As many of my students were away on a field trip on Friday I told them to each find someone who was in class, and have them explain completing the square. They spent about 15 minutes on this. I thought it would be a good way to bring those who had missed class up to speed, but would also be of benefit to those who were there as they had to explain the concept well enough for their classmates to understand.
What we worked on today was really more of the same.
I illustrated the point that we could not make a square with two x^2 tiles. I asked if we could if we have four... they thought a bit and many said yes. What about three? No. Nine? Yes.
I showed them that we divide up the x^2 tiles and create a square for each one, dividing the x tiles evenly among them.
We translated this into a chart method and repeated the process algebraically, too.
We continued with more examples, relying less on the tiles each time yet always tying the process back to them - "Why are we dividing by 2? Why are we squaring?".
When we looked at the next example, using tiles or the chart became less meaningful as it's hard to think of having -3 of each square. I think they had enough experience and a solid enough understanding of why we were doing what we were doing to move to the algebraic form.

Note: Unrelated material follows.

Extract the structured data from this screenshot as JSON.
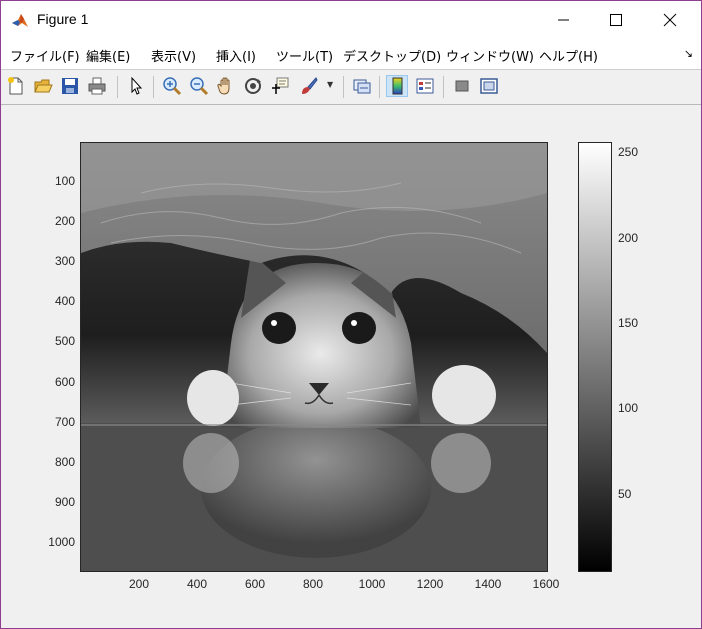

I will post today's homework tomorrow as DropBox is not cooperating right now.